Listen

Read

Watch

Schedules

Programs

Events

Give

Account

Donation Heart Ribbon

Wintry Weather Blasting Northeast On Its Way Out

Union County (Ohio) Sheriff Jamie Patton directed traffic around an accident near Marysville on Wednesday, December 26, 2012.

The storm's position around dawn on Thursday.

Audio

Aired 12/27/12

The storm that spread snow across much of the nation and sent tornadoes roaring across parts of the Southeast on Tuesday and Wednesday isn't done just yet.

It's "expected to drop one to two feet of snow on parts of the Northeast," The Associated Press reports. The heaviest accumulations "will be in northern Pennsylvania, upstate New York and inland sections of several New England states before [it] heads to Canada on Friday."

With the death of an 18-year-old girl near Cincinnati, the wintry weather (which we followed here on Wednesday) is now blamed for seven fatalities. According to the AP, authorities say the girl lost control of the car she was driving Wednesday. It was then hit by an oncoming snow plow.

The Weather Channel, which has taken it upon itself to start naming winter storms and calls this one Euclid, says that by the time it's done Euclid "will have deposited snow from California's Sierra Nevada Mountains to New England."

As you would expect, many folks' travel plans have been disrupted. Roads have been too treacherous for travel at times from Texas to New England. And from Tuesday through Wednesday, the AP says, "more than 1,600 flights were canceled, according to the aviation tracking website FlightAware.com." There's some good news on that front today. The wire service reports that "despite the wet weather, no flights are delayed Thursday morning cities like New York, Philadelphia and Boston."

Copyright 2012 National Public Radio. To see more, visit www.npr.org.

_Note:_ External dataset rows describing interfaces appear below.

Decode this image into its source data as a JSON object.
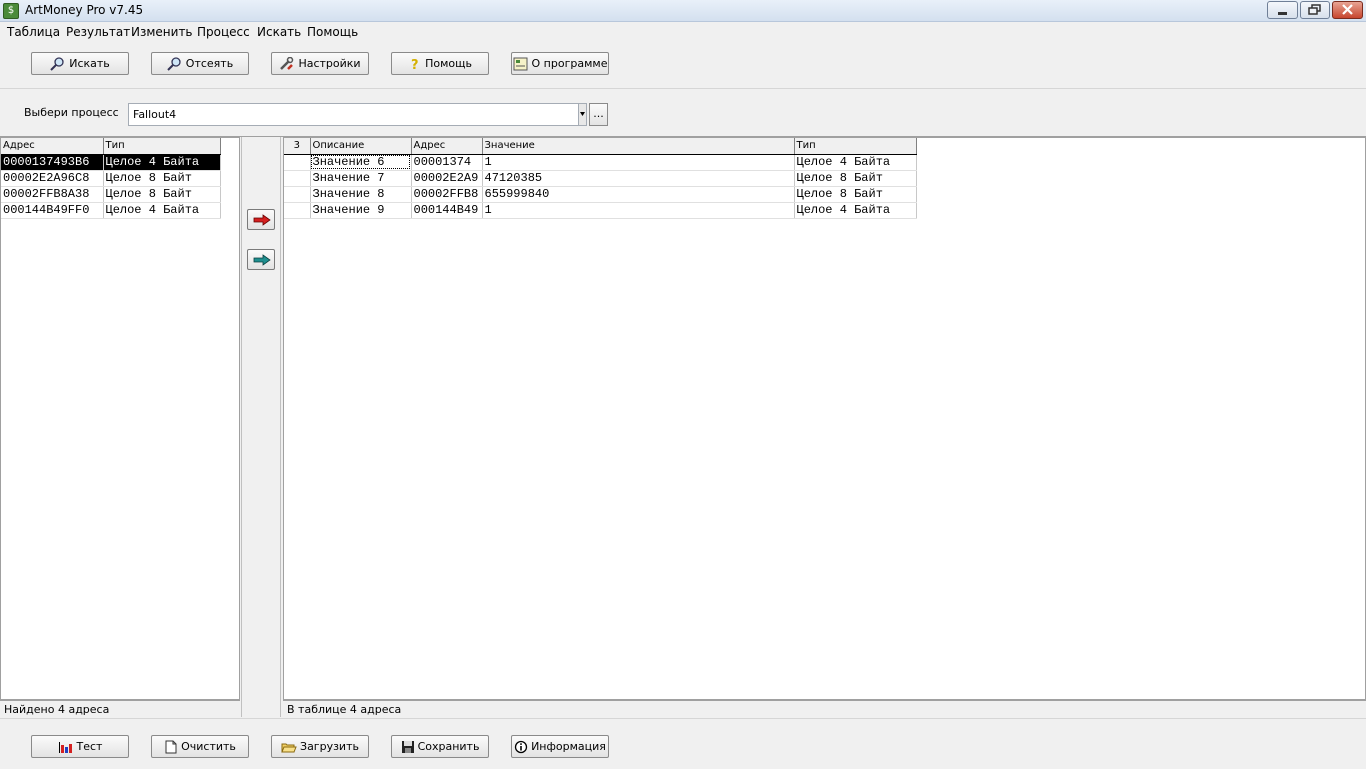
{
  "window": {
    "title": "ArtMoney Pro v7.45"
  },
  "menu": [
    "Таблица",
    "Результат",
    "Изменить",
    "Процесс",
    "Искать",
    "Помощь"
  ],
  "toolbar": {
    "search": "Искать",
    "filter": "Отсеять",
    "settings": "Настройки",
    "help": "Помощь",
    "about": "О программе"
  },
  "process": {
    "label": "Выбери процесс",
    "selected": "Fallout4",
    "browse": "..."
  },
  "left_table": {
    "headers": [
      "Адрес",
      "Тип"
    ],
    "rows": [
      [
        "0000137493B6",
        "Целое 4 Байта"
      ],
      [
        "00002E2A96C8",
        "Целое 8 Байт"
      ],
      [
        "00002FFB8A38",
        "Целое 8 Байт"
      ],
      [
        "000144B49FF0",
        "Целое 4 Байта"
      ]
    ],
    "status": "Найдено 4 адреса"
  },
  "right_table": {
    "corner": "3",
    "headers": [
      "Описание",
      "Адрес",
      "Значение",
      "Тип"
    ],
    "rows": [
      [
        "Значение 6",
        "00001374",
        "1",
        "Целое 4 Байта"
      ],
      [
        "Значение 7",
        "00002E2A9",
        "47120385",
        "Целое 8 Байт"
      ],
      [
        "Значение 8",
        "00002FFB8",
        "655999840",
        "Целое 8 Байт"
      ],
      [
        "Значение 9",
        "000144B49",
        "1",
        "Целое 4 Байта"
      ]
    ],
    "status": "В таблице 4 адреса"
  },
  "bottom_toolbar": {
    "test": "Тест",
    "clear": "Очистить",
    "load": "Загрузить",
    "save": "Сохранить",
    "info": "Информация"
  },
  "colors": {
    "selection": "#000000",
    "arrow_red": "#d42020",
    "arrow_teal": "#1f8f8f"
  }
}
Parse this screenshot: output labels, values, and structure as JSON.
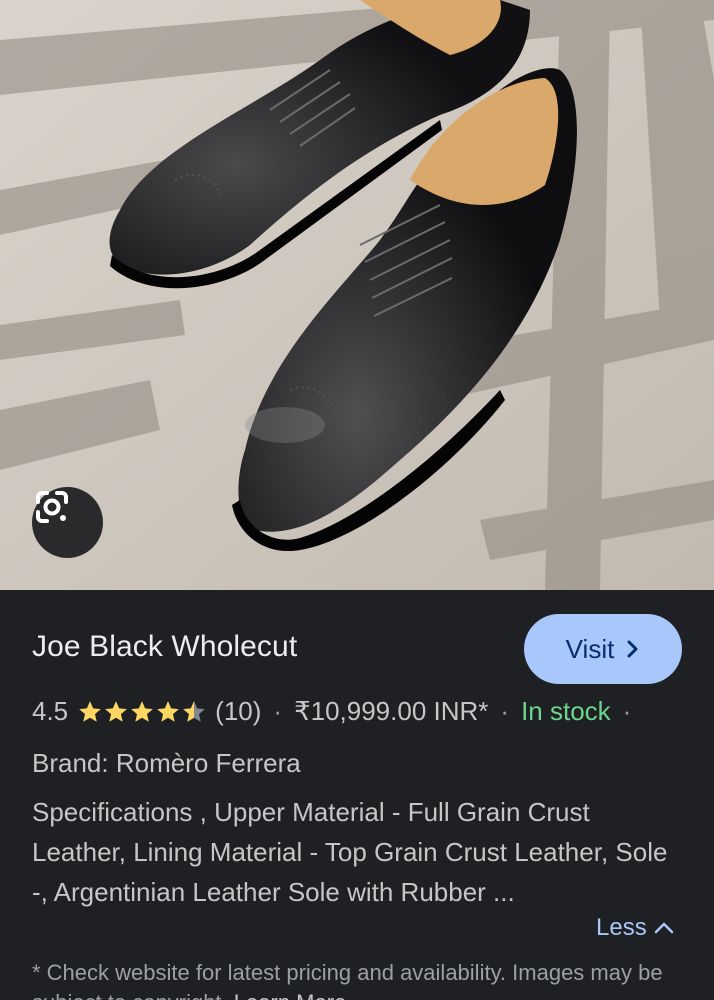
{
  "image": {
    "alt": "",
    "lens_icon": "google-lens-icon"
  },
  "product": {
    "title": "Joe Black Wholecut",
    "visit_label": "Visit",
    "rating": "4.5",
    "rating_value": 4.5,
    "review_count": "(10)",
    "price": "₹10,999.00 INR*",
    "stock": "In stock",
    "brand": "Brand: Romèro Ferrera",
    "specs": "Specifications , Upper Material - Full Grain Crust Leather, Lining Material - Top Grain Crust Leather, Sole -, Argentinian Leather Sole with Rubber ...",
    "less_label": "Less",
    "disclaimer": "* Check website for latest pricing and availability. Images may be subject to copyright.",
    "learn_more": "Learn More"
  },
  "colors": {
    "panel_bg": "#1f2023",
    "visit_bg": "#a8c7fa",
    "stock_green": "#6dd58c",
    "star_yellow": "#fdd663",
    "link_blue": "#a8c7fa"
  }
}
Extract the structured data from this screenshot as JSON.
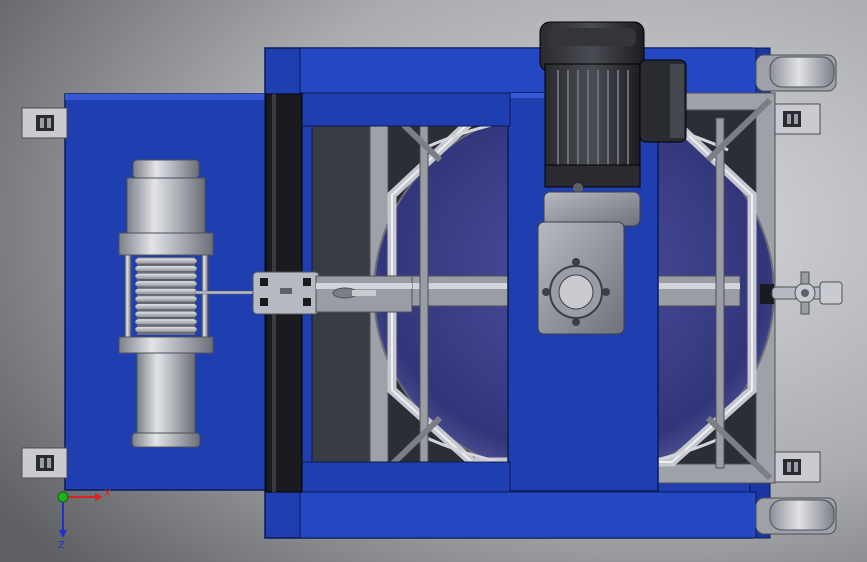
{
  "axis_triad": {
    "x_label": "X",
    "y_label": "Y",
    "z_label": "Z"
  },
  "colors": {
    "background_light": "#b9bbbe",
    "background_dark": "#6e7074",
    "frame_blue": "#1f3fb0",
    "frame_blue_light": "#3657d6",
    "frame_blue_dark": "#13287a",
    "steel": "#a9acb3",
    "steel_light": "#d3d5da",
    "steel_dark": "#5d6068",
    "motor_black": "#1d1e22",
    "vessel_purple": "#3c3f86",
    "axis_red": "#e02020",
    "axis_green": "#20b020",
    "axis_blue": "#2030d0"
  }
}
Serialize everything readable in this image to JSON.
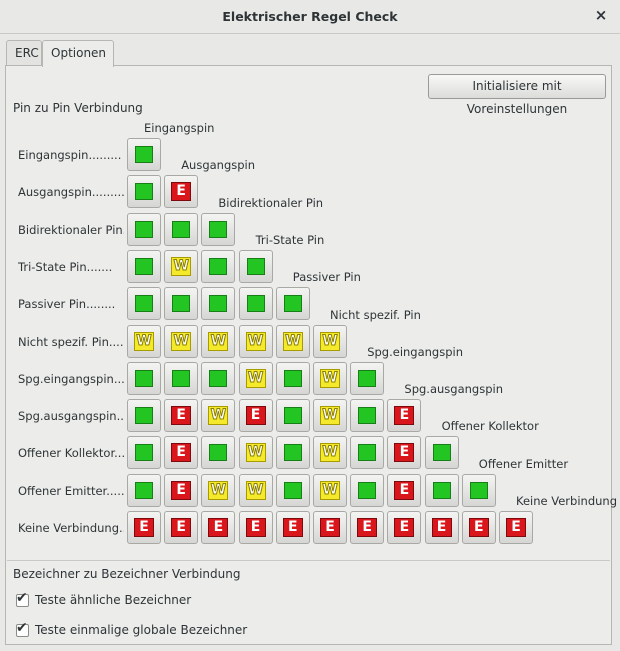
{
  "window": {
    "title": "Elektrischer Regel Check",
    "close_icon": "×"
  },
  "tabs": [
    {
      "label": "ERC",
      "active": false
    },
    {
      "label": "Optionen",
      "active": true
    }
  ],
  "init_button": "Initialisiere mit Voreinstellungen",
  "pin_section_title": "Pin zu Pin Verbindung",
  "row_labels": [
    "Eingangspin.........",
    "Ausgangspin.........",
    "Bidirektionaler Pin..",
    "Tri-State Pin.......",
    "Passiver Pin........",
    "Nicht spezif. Pin....",
    "Spg.eingangspin......",
    "Spg.ausgangspin......",
    "Offener Kollektor....",
    "Offener Emitter......",
    "Keine Verbindung....."
  ],
  "column_labels": [
    "Eingangspin",
    "Ausgangspin",
    "Bidirektionaler Pin",
    "Tri-State Pin",
    "Passiver Pin",
    "Nicht spezif. Pin",
    "Spg.eingangspin",
    "Spg.ausgangspin",
    "Offener Kollektor",
    "Offener Emitter",
    "Keine Verbindung"
  ],
  "matrix": [
    [
      "ok"
    ],
    [
      "ok",
      "E"
    ],
    [
      "ok",
      "ok",
      "ok"
    ],
    [
      "ok",
      "W",
      "ok",
      "ok"
    ],
    [
      "ok",
      "ok",
      "ok",
      "ok",
      "ok"
    ],
    [
      "W",
      "W",
      "W",
      "W",
      "W",
      "W"
    ],
    [
      "ok",
      "ok",
      "ok",
      "W",
      "ok",
      "W",
      "ok"
    ],
    [
      "ok",
      "E",
      "W",
      "E",
      "ok",
      "W",
      "ok",
      "E"
    ],
    [
      "ok",
      "E",
      "ok",
      "W",
      "ok",
      "W",
      "ok",
      "E",
      "ok"
    ],
    [
      "ok",
      "E",
      "W",
      "W",
      "ok",
      "W",
      "ok",
      "E",
      "ok",
      "ok"
    ],
    [
      "E",
      "E",
      "E",
      "E",
      "E",
      "E",
      "E",
      "E",
      "E",
      "E",
      "E"
    ]
  ],
  "status_colors": {
    "ok": "#22c522",
    "warning": "#f4ea2b",
    "error": "#d9161b"
  },
  "label_section_title": "Bezeichner zu Bezeichner Verbindung",
  "checkboxes": [
    {
      "label": "Teste ähnliche Bezeichner",
      "checked": true
    },
    {
      "label": "Teste einmalige globale Bezeichner",
      "checked": true
    }
  ]
}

Please stay on topic and be as concise as possible. Leaving a comment means you agree to our Community Discussion Rules. We like civilized discourse. We don't like spam, lying, profanity, harassment or personal attacks.

comments powered by Disqus